TOMORROW IS the 192nd anniversary of the birth of Frederick Law Olmsted, the landscape architect — and journalist, conservationist, and public servant — who gave us Manhattan’s Central Park, Boston’s Emerald Necklace, the Niagara Reservation, and many other American places rich with meaning and beauty. If leaving the world in better condition than you found it is a measure of greatness, Olmsted deserves to rank high on our list of great Americans. Working in the second half of the 19th century, a time of disorientingly rapid industrialization and urbanization, he did more than anyone else to make our cities livable, humane, and inspiring.
I’ve spent much of my life in and near landscapes shaped by Olmsted and his firm: Jackson Park on the South Side of Chicago, Prospect Park and Central Park in New York City, the campuses of the University of Chicago and Yale, green and ungridded Boston and environs.
We even ended up living in the same town. “This is a civilized community; I’m going to live here,” Olmsted said to the architect H.H. Richardson while visiting him in Brookline in 1881. Olmsted’s remark was prompted by fresh snow blanketing the wooded vista outside the window — and by the snowplow already at work clearing the street.

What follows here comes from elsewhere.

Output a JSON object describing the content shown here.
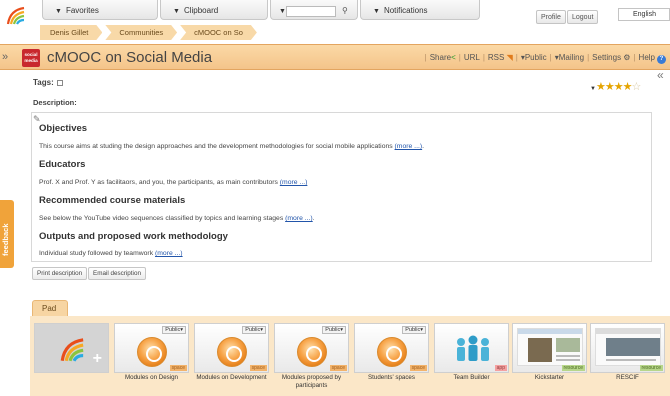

The scene embodied his ideal blend of citified convenience and natural beauty.
My reasons for settling in Brookline — the public schools, the Green Line, the pleasing combination of urban density and unstraight lines — aren’t the same as his, but I share his appreciation of a landscape that bears the marks of both the architect’s hand and the forces of nature. I live just a few blocks away from Fairsted, the house by the reservoir off Boylston Street where Olmsted lived and worked for the last dozen years of his career, and where his sons and his firm carried on that work well into the 20th century. The house is now the Frederick Law Olmsted National Historic Site. Recently renovated and featuring new exhibits, it’s well worth a visit. (Full disclosure: I serve on the board of Friends of Fairsted.)

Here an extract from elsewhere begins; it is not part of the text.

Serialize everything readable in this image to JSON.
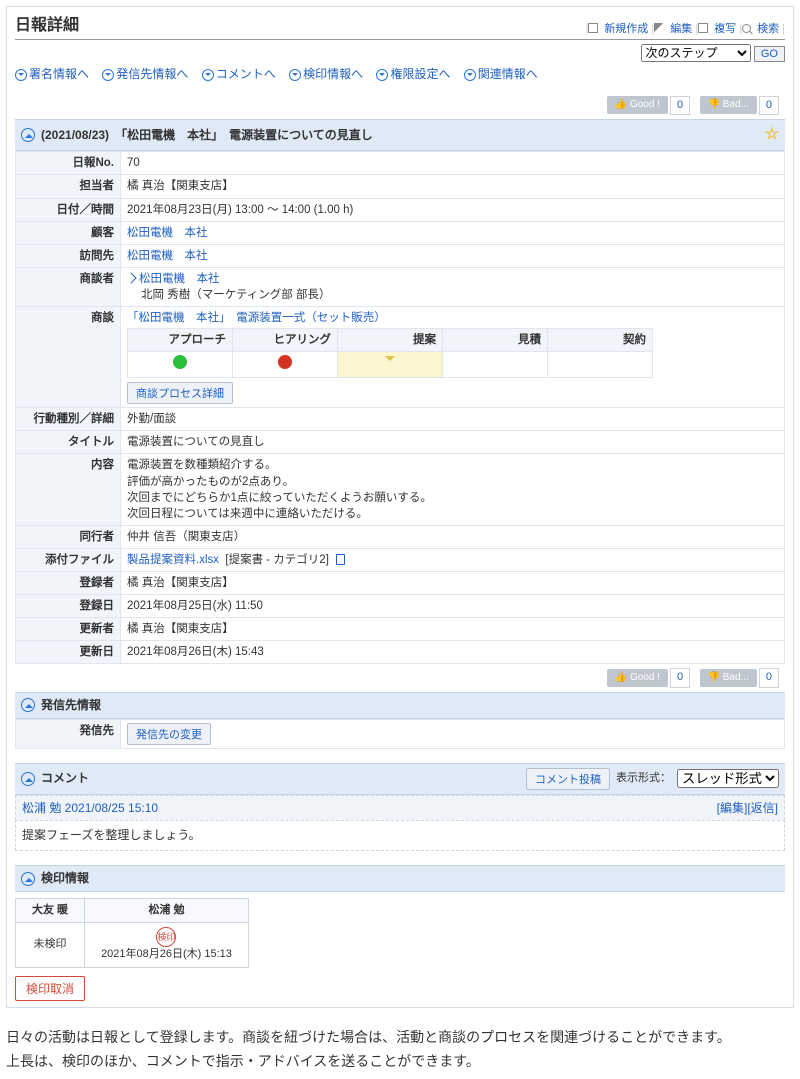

Two of the qualities I most admire in Olmsted’s designs are their practicality and resilience. For well over a century we have used, reused, and misused his landscapes with inventive vigor, and they not only stand up to the beating but continue to fulfill their intended purposes even in drastically changed circumstances.

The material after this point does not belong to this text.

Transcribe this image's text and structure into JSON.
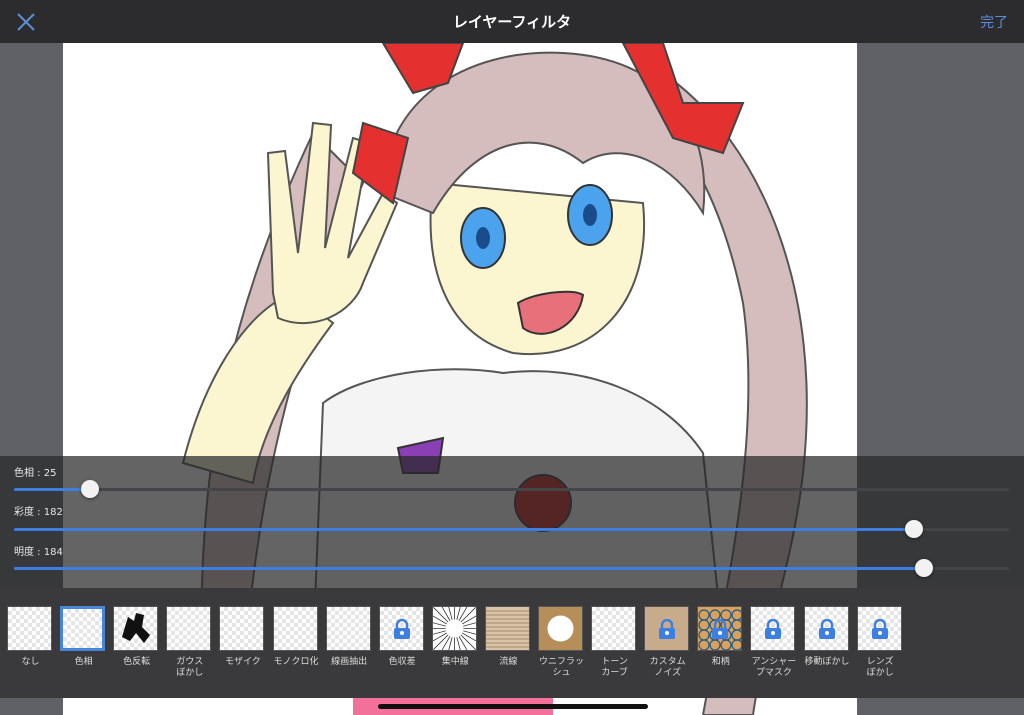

When I was a kid, there was an anti-ballistic-missile base in Jackson Park, part of a defensive ring around Chicago. Following the Cold War logic that deemed a cascade of friendly fallout preferable to multiple direct nuclear hits, the idea was to detonate our own warheads high above the city to wipe out incoming waves of missiles and bombers. Among other assets to protect, there was a strategically vital concentration of steel mills south and east of the park, the kind of heavy industrial cityscape Olmsted set out to counter with his parks and greenswards. I attended day camp in Jackson Park, and foul balls and end runs in Capture the Flag brought me right up to the barbed-wire perimeter of the base. I retain a vivid memory from childhood of the missiles on their launchers raised up above the treetops during a readiness drill.
But even with this nuclear adder concealed in its green bosom, and even with the spike in crime and troublemaking that gave Jackson Park a bad reputation in the 1970s, it still offered sanctuary for city dwellers. It wasn’t an escape from the city or a denial of it. Rather, the park was one special part of the city that encouraged citizens to explore and run free, to get off the grid and take a reflective break from business as usual. Back in the day I got all my best brooding done in Jackson Park, a long-dead visionary’s gift to a child of the city. I don’t have a birthday present to offer Olmsted in return, other than my heartfelt gratitude.
Carlo Rotella is director of American studies at Boston College. His latest book is “Playing in Time: Essays, Profiles, and Other True Stories.’’